**Task to carry out:** Your task is to write out all of the records once more, exactly.

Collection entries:
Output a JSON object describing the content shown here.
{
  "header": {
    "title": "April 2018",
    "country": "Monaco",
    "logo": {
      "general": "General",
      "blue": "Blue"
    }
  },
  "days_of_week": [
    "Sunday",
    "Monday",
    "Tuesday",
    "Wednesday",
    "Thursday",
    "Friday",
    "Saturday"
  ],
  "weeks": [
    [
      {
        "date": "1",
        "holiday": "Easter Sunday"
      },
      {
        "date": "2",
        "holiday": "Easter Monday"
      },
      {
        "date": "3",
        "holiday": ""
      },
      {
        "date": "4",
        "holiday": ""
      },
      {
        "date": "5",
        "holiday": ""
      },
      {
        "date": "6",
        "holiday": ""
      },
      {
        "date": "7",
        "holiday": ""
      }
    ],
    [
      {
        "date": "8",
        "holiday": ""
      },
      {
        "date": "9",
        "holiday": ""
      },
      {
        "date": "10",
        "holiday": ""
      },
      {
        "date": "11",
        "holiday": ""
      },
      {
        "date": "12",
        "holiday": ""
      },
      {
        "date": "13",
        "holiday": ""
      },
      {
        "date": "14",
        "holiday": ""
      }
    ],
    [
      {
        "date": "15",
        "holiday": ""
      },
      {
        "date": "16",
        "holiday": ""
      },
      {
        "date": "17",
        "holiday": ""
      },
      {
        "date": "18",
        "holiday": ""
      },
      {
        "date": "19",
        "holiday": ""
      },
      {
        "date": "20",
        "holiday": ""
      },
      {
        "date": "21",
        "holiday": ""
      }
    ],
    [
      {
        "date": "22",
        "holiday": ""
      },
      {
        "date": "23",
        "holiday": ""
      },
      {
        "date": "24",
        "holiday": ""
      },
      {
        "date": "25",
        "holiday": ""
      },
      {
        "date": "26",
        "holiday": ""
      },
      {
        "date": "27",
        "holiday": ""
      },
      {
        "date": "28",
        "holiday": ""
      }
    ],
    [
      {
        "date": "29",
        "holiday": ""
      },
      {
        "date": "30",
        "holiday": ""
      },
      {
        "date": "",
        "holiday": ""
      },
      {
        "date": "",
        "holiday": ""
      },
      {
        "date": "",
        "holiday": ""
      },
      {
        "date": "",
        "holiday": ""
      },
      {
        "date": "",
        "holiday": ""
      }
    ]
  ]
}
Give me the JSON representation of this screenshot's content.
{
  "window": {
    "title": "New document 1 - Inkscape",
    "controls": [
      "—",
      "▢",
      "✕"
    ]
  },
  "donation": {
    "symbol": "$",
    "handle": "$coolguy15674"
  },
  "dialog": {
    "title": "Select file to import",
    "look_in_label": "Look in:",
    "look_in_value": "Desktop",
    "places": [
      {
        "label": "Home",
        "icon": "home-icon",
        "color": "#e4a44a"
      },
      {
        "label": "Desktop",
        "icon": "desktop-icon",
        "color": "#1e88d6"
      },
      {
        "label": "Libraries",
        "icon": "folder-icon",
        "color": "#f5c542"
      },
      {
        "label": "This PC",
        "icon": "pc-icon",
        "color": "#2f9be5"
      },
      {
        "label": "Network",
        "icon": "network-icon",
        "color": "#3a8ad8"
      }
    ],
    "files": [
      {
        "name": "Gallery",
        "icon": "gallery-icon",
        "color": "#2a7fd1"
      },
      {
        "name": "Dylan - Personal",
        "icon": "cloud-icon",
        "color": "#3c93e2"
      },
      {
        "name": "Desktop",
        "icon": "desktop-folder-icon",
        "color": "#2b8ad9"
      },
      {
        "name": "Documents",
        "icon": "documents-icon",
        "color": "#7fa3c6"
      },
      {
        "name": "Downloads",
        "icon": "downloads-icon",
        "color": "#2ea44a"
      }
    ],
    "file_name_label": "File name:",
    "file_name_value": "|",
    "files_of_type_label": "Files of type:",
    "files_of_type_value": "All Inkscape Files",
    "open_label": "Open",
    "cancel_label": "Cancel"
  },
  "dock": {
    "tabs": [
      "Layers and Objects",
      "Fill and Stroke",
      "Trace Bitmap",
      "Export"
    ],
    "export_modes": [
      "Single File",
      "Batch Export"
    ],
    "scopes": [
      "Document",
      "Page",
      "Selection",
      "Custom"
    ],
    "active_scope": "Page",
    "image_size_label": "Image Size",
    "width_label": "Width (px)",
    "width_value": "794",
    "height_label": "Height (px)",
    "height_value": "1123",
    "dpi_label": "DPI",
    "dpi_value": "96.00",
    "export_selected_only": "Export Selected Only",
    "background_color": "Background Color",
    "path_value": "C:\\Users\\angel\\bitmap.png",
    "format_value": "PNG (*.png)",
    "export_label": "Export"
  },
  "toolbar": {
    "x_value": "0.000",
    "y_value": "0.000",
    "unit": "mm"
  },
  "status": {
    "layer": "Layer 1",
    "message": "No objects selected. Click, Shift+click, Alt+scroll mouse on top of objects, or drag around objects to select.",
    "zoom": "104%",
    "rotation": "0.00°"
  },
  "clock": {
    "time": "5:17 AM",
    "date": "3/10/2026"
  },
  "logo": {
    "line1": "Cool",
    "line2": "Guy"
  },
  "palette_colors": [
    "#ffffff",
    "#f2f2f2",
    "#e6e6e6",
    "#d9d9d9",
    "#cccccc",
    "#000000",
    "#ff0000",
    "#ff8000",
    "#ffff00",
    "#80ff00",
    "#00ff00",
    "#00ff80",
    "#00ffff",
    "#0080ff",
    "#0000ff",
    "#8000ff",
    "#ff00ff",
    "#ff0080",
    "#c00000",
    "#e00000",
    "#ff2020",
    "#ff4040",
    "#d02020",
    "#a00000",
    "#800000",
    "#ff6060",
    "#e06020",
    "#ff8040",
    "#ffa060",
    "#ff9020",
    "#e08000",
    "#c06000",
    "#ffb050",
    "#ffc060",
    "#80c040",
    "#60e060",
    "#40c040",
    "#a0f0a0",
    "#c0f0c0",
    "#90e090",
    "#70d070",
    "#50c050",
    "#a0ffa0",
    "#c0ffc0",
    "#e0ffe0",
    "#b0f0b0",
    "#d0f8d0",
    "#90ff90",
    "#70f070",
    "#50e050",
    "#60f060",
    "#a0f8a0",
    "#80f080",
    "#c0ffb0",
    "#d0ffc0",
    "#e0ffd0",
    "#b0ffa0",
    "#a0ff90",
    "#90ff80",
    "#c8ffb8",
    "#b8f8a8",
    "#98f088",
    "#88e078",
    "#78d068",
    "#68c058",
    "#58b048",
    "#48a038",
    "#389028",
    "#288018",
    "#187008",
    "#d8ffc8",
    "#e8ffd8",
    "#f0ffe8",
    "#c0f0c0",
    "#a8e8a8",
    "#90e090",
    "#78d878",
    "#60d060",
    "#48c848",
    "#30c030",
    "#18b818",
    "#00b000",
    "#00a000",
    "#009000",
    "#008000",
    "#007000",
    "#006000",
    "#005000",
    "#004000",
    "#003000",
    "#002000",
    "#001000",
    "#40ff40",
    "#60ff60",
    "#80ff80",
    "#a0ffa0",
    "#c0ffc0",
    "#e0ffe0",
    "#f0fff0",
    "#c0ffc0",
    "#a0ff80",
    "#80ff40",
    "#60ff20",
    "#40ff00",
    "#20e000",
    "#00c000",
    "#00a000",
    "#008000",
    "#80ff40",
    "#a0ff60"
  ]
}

**Solution:**
Output a JSON object describing the content shown here.
{
  "header": {
    "title": "April 2018",
    "country": "Monaco",
    "logo": {
      "general": "General",
      "blue": "Blue"
    }
  },
  "days_of_week": [
    "Sunday",
    "Monday",
    "Tuesday",
    "Wednesday",
    "Thursday",
    "Friday",
    "Saturday"
  ],
  "weeks": [
    [
      {
        "date": "1",
        "holiday": "Easter Sunday"
      },
      {
        "date": "2",
        "holiday": "Easter Monday"
      },
      {
        "date": "3",
        "holiday": ""
      },
      {
        "date": "4",
        "holiday": ""
      },
      {
        "date": "5",
        "holiday": ""
      },
      {
        "date": "6",
        "holiday": ""
      },
      {
        "date": "7",
        "holiday": ""
      }
    ],
    [
      {
        "date": "8",
        "holiday": ""
      },
      {
        "date": "9",
        "holiday": ""
      },
      {
        "date": "10",
        "holiday": ""
      },
      {
        "date": "11",
        "holiday": ""
      },
      {
        "date": "12",
        "holiday": ""
      },
      {
        "date": "13",
        "holiday": ""
      },
      {
        "date": "14",
        "holiday": ""
      }
    ],
    [
      {
        "date": "15",
        "holiday": ""
      },
      {
        "date": "16",
        "holiday": ""
      },
      {
        "date": "17",
        "holiday": ""
      },
      {
        "date": "18",
        "holiday": ""
      },
      {
        "date": "19",
        "holiday": ""
      },
      {
        "date": "20",
        "holiday": ""
      },
      {
        "date": "21",
        "holiday": ""
      }
    ],
    [
      {
        "date": "22",
        "holiday": ""
      },
      {
        "date": "23",
        "holiday": ""
      },
      {
        "date": "24",
        "holiday": ""
      },
      {
        "date": "25",
        "holiday": ""
      },
      {
        "date": "26",
        "holiday": ""
      },
      {
        "date": "27",
        "holiday": ""
      },
      {
        "date": "28",
        "holiday": ""
      }
    ],
    [
      {
        "date": "29",
        "holiday": ""
      },
      {
        "date": "30",
        "holiday": ""
      },
      {
        "date": "",
        "holiday": ""
      },
      {
        "date": "",
        "holiday": ""
      },
      {
        "date": "",
        "holiday": ""
      },
      {
        "date": "",
        "holiday": ""
      },
      {
        "date": "",
        "holiday": ""
      }
    ]
  ]
}
Give me the JSON representation of this screenshot's content.
{
  "window": {
    "title": "New document 1 - Inkscape",
    "controls": [
      "—",
      "▢",
      "✕"
    ]
  },
  "donation": {
    "symbol": "$",
    "handle": "$coolguy15674"
  },
  "dialog": {
    "title": "Select file to import",
    "look_in_label": "Look in:",
    "look_in_value": "Desktop",
    "places": [
      {
        "label": "Home",
        "icon": "home-icon",
        "color": "#e4a44a"
      },
      {
        "label": "Desktop",
        "icon": "desktop-icon",
        "color": "#1e88d6"
      },
      {
        "label": "Libraries",
        "icon": "folder-icon",
        "color": "#f5c542"
      },
      {
        "label": "This PC",
        "icon": "pc-icon",
        "color": "#2f9be5"
      },
      {
        "label": "Network",
        "icon": "network-icon",
        "color": "#3a8ad8"
      }
    ],
    "files": [
      {
        "name": "Gallery",
        "icon": "gallery-icon",
        "color": "#2a7fd1"
      },
      {
        "name": "Dylan - Personal",
        "icon": "cloud-icon",
        "color": "#3c93e2"
      },
      {
        "name": "Desktop",
        "icon": "desktop-folder-icon",
        "color": "#2b8ad9"
      },
      {
        "name": "Documents",
        "icon": "documents-icon",
        "color": "#7fa3c6"
      },
      {
        "name": "Downloads",
        "icon": "downloads-icon",
        "color": "#2ea44a"
      }
    ],
    "file_name_label": "File name:",
    "file_name_value": "|",
    "files_of_type_label": "Files of type:",
    "files_of_type_value": "All Inkscape Files",
    "open_label": "Open",
    "cancel_label": "Cancel"
  },
  "dock": {
    "tabs": [
      "Layers and Objects",
      "Fill and Stroke",
      "Trace Bitmap",
      "Export"
    ],
    "export_modes": [
      "Single File",
      "Batch Export"
    ],
    "scopes": [
      "Document",
      "Page",
      "Selection",
      "Custom"
    ],
    "active_scope": "Page",
    "image_size_label": "Image Size",
    "width_label": "Width (px)",
    "width_value": "794",
    "height_label": "Height (px)",
    "height_value": "1123",
    "dpi_label": "DPI",
    "dpi_value": "96.00",
    "export_selected_only": "Export Selected Only",
    "background_color": "Background Color",
    "path_value": "C:\\Users\\angel\\bitmap.png",
    "format_value": "PNG (*.png)",
    "export_label": "Export"
  },
  "toolbar": {
    "x_value": "0.000",
    "y_value": "0.000",
    "unit": "mm"
  },
  "status": {
    "layer": "Layer 1",
    "message": "No objects selected. Click, Shift+click, Alt+scroll mouse on top of objects, or drag around objects to select.",
    "zoom": "104%",
    "rotation": "0.00°"
  },
  "clock": {
    "time": "5:17 AM",
    "date": "3/10/2026"
  },
  "logo": {
    "line1": "Cool",
    "line2": "Guy"
  },
  "palette_colors": [
    "#ffffff",
    "#f2f2f2",
    "#e6e6e6",
    "#d9d9d9",
    "#cccccc",
    "#000000",
    "#ff0000",
    "#ff8000",
    "#ffff00",
    "#80ff00",
    "#00ff00",
    "#00ff80",
    "#00ffff",
    "#0080ff",
    "#0000ff",
    "#8000ff",
    "#ff00ff",
    "#ff0080",
    "#c00000",
    "#e00000",
    "#ff2020",
    "#ff4040",
    "#d02020",
    "#a00000",
    "#800000",
    "#ff6060",
    "#e06020",
    "#ff8040",
    "#ffa060",
    "#ff9020",
    "#e08000",
    "#c06000",
    "#ffb050",
    "#ffc060",
    "#80c040",
    "#60e060",
    "#40c040",
    "#a0f0a0",
    "#c0f0c0",
    "#90e090",
    "#70d070",
    "#50c050",
    "#a0ffa0",
    "#c0ffc0",
    "#e0ffe0",
    "#b0f0b0",
    "#d0f8d0",
    "#90ff90",
    "#70f070",
    "#50e050",
    "#60f060",
    "#a0f8a0",
    "#80f080",
    "#c0ffb0",
    "#d0ffc0",
    "#e0ffd0",
    "#b0ffa0",
    "#a0ff90",
    "#90ff80",
    "#c8ffb8",
    "#b8f8a8",
    "#98f088",
    "#88e078",
    "#78d068",
    "#68c058",
    "#58b048",
    "#48a038",
    "#389028",
    "#288018",
    "#187008",
    "#d8ffc8",
    "#e8ffd8",
    "#f0ffe8",
    "#c0f0c0",
    "#a8e8a8",
    "#90e090",
    "#78d878",
    "#60d060",
    "#48c848",
    "#30c030",
    "#18b818",
    "#00b000",
    "#00a000",
    "#009000",
    "#008000",
    "#007000",
    "#006000",
    "#005000",
    "#004000",
    "#003000",
    "#002000",
    "#001000",
    "#40ff40",
    "#60ff60",
    "#80ff80",
    "#a0ffa0",
    "#c0ffc0",
    "#e0ffe0",
    "#f0fff0",
    "#c0ffc0",
    "#a0ff80",
    "#80ff40",
    "#60ff20",
    "#40ff00",
    "#20e000",
    "#00c000",
    "#00a000",
    "#008000",
    "#80ff40",
    "#a0ff60"
  ]
}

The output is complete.